Burn Cream and Cold Packs
Burn cream relieves minor burns, while cold packs reduce swelling from bumps or sprains. Store these in a separate compartment or bag to keep them clean and easily accessible.
Emergency Contact Info
Include a card with emergency phone numbers and any important medical information. It can be a lifesaver when you or someone else needs more serious medical attention.
Good lighting isn’t just for ambience; it’s a critical component of a safe workshop. Start with a general lighting solution, such as overhead LED lights. LEDs are energy-efficient and provide consistent, bright lighting.
Ensure the lighting is even across the workshop to eliminate shadows where you work. Shadows can be misleading and make tasks like measuring and cutting more hazardous.
Task lighting is another key element. Fixtures or lamps close to work areas, like workbenches or saw tables, provide additional light for detailed tasks.
Adjustable task lights can be particularly useful for focusing light exactly where you need it. Consider the type of work you’ll be doing. You may even need magnifying lamps for intricate tasks like soldering or painting.
Controls also matter. Switches near each key area allow you to turn lights on and off without walking across the room. For added convenience, consider installing dimmer switches or smart lighting systems you can control with your phone.
Flooring and Walls
The floor underfoot can significantly impact your workshop’s safety. Smooth surfaces like tile or polished concrete can be slippery when wet or covered in sawdust. For that reason, opt for flooring materials that offer good traction.
Epoxy flooring is a popular choice. It’s durable, resistant to chemicals, and provides a good grip. Rubber mats are another excellent option. They offer cushioning and are slip-resistant, making them perfect for areas where you’ll stand for extended periods.
Cleaning is another consideration. The floor will collect everything from sawdust to spills. A material that’s easy to sweep and wipe down is a must. Some people even install a central vacuum system to make cleaning easier. Having a designated area for dirty or wet shoes is also a good idea to keep the main workshop floor clean.
And don’t forget about durability. Your workshop floor must withstand heavy equipment, dropped tools, and chemicals.
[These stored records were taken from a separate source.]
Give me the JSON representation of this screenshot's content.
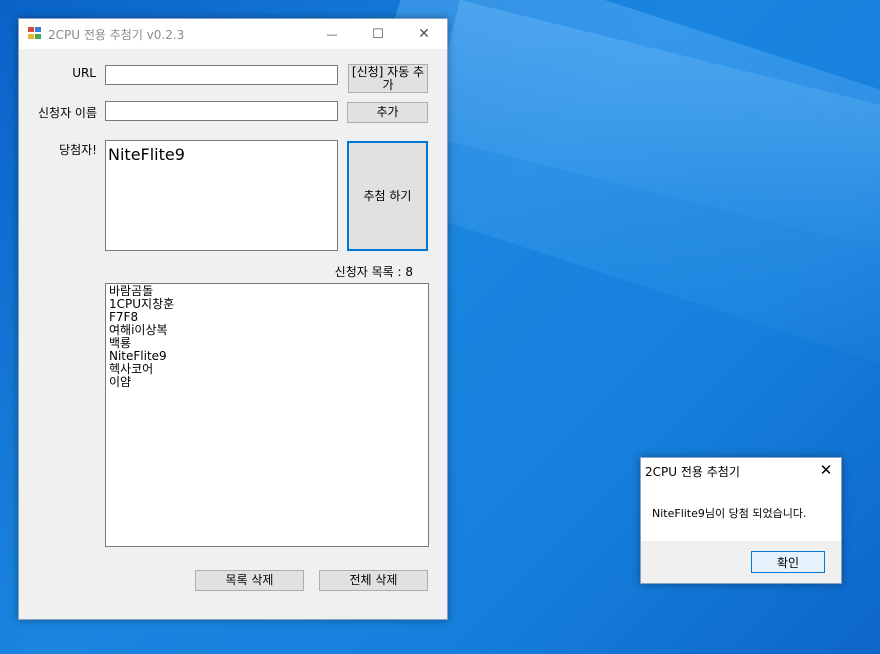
{
  "window": {
    "title": "2CPU 전용 추첨기 v0.2.3",
    "minimize_glyph": "—",
    "maximize_glyph": "☐",
    "close_glyph": "✕"
  },
  "form": {
    "url_label": "URL",
    "url_value": "",
    "auto_add_button": "[신청] 자동 추가",
    "name_label": "신청자 이름",
    "name_value": "",
    "add_button": "추가",
    "winner_label": "당첨자!",
    "winner_name": "NiteFlite9",
    "draw_button": "추첨 하기",
    "list_count_label": "신청자 목록 : 8",
    "applicants": [
      "바람곰돌",
      "1CPU지창훈",
      "F7F8",
      "여해i이상복",
      "백룡",
      "NiteFlite9",
      "헥사코어",
      "이얌"
    ],
    "delete_item_button": "목록 삭제",
    "delete_all_button": "전체 삭제"
  },
  "message_box": {
    "title": "2CPU 전용 추첨기",
    "close_glyph": "✕",
    "text": "NiteFlite9님이 당첨 되었습니다.",
    "ok_button": "확인"
  },
  "colors": {
    "desktop": "#1680dc",
    "accent": "#0078d7"
  }
}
Make sure whatever flooring you choose is up to the task.
Storage is more than just a place to put your tools; it’s a key component of a safe and functional workshop. Start by taking stock of what you’ll be storing. It includes tools, materials, and even safety gear. Knowing what you have helps you decide what kind of storage you need.
Shelving units are a basic but effective storage option. They can hold everything from power tools to bins of screws and nails. Make sure the shelves are sturdy enough to handle the weight of your items. Adjustable shelves offer the flexibility to store items of different sizes.
Pegboards are a workshop classic for a reason. They allow you to hang various tools in plain sight, making it easy to find what you need. Customize your pegboard with hooks and bins to fit your specific tools.
Cabinets with doors are ideal for items that must be kept clean or secure. They protect against dust and can be locked to keep dangerous tools from the wrong hands. If you store chemicals or flammable materials, consider safety cabinets designed for those hazards.
Mobile storage solutions like tool carts can be a lifesaver. They let you bring the tools you need right to your work area. It reduces the need to walk back and forth, saving time and lowering the risk of tripping or knocking something over.
By planning your storage carefully, you create a place for everything. It minimizes clutter and makes your workshop safer and easier to navigate. You’ll spend less time looking for tools and more time working on your projects.
Transforming your garage into a functional workshop is exciting, but safety should always be at the forefront. Each element contributes to creating a safe and efficient work environment, from the lighting and flooring to storage solutions.
With careful planning and a focus on safety, your garage workshop will be ready for your creative and productive projects.